Objective: There remains a controversy over whether coffee consumption is favorable for lipid metabolism and future cardiovascular risks. We investigated the association between body mass index (BMI) and lipid parameters according to coffee consumption in the analysis of both a single-year basis and annual changes.
Methods: We enrolled 5973 individuals (3782 men; mean age 58.7 ± 10.5 years) who underwent general health screening for the analysis of a single-year basis. Among them, 4649 (77.8%) individuals had a habit of drinking coffee. A total of 1268 individuals (829 men) underwent health screening two years running.
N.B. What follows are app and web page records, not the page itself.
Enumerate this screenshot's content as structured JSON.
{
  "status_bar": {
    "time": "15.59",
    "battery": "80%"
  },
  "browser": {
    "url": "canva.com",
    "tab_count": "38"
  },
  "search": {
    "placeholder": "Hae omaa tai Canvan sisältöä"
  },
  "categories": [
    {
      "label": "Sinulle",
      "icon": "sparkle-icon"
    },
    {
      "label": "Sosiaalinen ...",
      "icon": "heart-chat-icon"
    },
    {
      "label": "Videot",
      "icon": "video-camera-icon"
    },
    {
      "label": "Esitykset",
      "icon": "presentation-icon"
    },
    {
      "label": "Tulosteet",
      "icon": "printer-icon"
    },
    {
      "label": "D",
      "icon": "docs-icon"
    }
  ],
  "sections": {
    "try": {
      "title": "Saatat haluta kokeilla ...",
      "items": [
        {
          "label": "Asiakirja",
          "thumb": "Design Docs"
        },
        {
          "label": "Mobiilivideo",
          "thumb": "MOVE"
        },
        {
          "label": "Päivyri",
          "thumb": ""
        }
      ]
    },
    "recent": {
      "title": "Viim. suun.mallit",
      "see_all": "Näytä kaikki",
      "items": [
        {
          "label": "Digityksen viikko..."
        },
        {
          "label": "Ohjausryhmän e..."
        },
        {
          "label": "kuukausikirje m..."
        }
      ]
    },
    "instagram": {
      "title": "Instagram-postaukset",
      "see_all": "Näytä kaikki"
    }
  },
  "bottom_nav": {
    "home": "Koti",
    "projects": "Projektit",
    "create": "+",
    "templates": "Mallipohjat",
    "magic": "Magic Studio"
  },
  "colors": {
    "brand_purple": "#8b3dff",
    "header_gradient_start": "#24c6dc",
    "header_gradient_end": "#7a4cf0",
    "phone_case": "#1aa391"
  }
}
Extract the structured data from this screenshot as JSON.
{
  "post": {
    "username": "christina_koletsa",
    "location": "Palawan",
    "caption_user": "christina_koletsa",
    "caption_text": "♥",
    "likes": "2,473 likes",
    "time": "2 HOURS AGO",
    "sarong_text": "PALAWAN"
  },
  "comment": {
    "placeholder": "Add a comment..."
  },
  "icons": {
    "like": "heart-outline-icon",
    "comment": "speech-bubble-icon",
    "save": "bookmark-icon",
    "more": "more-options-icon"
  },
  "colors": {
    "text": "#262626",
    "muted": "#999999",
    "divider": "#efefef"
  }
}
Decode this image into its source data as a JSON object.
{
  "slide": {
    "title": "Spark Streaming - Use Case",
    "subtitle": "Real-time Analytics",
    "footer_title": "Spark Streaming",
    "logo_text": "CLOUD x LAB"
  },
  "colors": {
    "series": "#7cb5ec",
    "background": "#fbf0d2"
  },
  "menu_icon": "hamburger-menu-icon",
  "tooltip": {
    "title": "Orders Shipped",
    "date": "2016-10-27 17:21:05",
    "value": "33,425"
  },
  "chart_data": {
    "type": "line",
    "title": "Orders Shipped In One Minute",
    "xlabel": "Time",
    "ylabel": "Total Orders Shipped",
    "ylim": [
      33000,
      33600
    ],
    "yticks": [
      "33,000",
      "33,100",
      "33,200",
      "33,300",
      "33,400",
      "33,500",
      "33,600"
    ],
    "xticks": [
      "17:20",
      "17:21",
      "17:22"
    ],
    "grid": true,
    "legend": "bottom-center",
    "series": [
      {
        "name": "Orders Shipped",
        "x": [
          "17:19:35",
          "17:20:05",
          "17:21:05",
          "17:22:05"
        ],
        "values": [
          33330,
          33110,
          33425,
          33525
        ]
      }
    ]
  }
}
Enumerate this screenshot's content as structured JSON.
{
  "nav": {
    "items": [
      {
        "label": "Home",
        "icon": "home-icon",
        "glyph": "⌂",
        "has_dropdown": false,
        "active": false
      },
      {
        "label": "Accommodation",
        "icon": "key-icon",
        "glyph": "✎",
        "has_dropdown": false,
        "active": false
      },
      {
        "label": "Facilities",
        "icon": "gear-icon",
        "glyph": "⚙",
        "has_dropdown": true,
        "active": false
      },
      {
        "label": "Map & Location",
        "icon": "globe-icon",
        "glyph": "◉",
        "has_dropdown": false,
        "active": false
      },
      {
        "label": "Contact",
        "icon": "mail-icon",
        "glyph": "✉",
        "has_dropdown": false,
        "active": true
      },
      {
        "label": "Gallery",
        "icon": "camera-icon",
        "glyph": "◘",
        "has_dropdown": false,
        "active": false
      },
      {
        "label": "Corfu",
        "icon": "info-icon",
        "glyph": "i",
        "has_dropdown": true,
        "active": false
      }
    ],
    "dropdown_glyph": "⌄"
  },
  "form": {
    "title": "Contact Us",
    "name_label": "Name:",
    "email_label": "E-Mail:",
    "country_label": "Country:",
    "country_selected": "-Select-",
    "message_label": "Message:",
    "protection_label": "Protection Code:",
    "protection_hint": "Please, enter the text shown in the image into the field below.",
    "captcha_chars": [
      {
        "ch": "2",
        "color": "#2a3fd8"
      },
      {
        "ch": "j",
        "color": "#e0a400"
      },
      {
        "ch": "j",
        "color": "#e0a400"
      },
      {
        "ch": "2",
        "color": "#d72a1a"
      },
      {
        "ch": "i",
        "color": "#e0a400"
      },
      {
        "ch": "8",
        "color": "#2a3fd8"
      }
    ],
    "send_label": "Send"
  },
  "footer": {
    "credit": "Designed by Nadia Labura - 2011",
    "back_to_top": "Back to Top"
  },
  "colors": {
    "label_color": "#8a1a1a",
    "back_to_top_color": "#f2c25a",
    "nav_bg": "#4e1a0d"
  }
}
Results: In the analysis of a single-year basis, BMI did not significantly differ according to coffee consumption in either gender. Serum levels of high-density lipoprotein cholesterol (HDL-C) (74 mg/dL) and triglycerides (TG) (75 mg/dL) in coffee drinkers were significantly higher and lower, respectively, than in non-drinkers (HDL-C, 70 mg/dL, P<0.001; TG, 81 mg/dL, P=0.011) among women with the lowest BMI quartile (< 20.9 kg/m2). On the other hand, these parameters did not significantly differ between coffee drinkers and non-drinkers in either gender among individuals with the highest BMI quartile (≥ 25.0 kg/m2). In the analysis of annual changes, percent changes in BMI (%dBMI) were associated with percent changes in HDL-C in the 976 coffee drinkers (r=-0.213, P<0.001), but not in the 292 non-drinkers (r=0.001, P=NS). %dBMI was significantly related with percent changes in TG (%dTG) in both coffee drinkers (r=0.272, P<0.001) and non-drinkers (r=0.187, P=0.001). In linear regression analysis, the β value of %dBMI for %dTG was significantly higher in coffee drinkers (β=3.45) than in non-drinkers (β=1.89, P=0.029).
Conclusions: Over a one-year period, a reduction in BMI had a greater impact on changes in HDL-C and TG in coffee drinkers than in non-drinkers. Our findings suggest that coffee consumption may have a favorable effect on lipid metabolism.
- © 2012 by American Heart Association, Inc.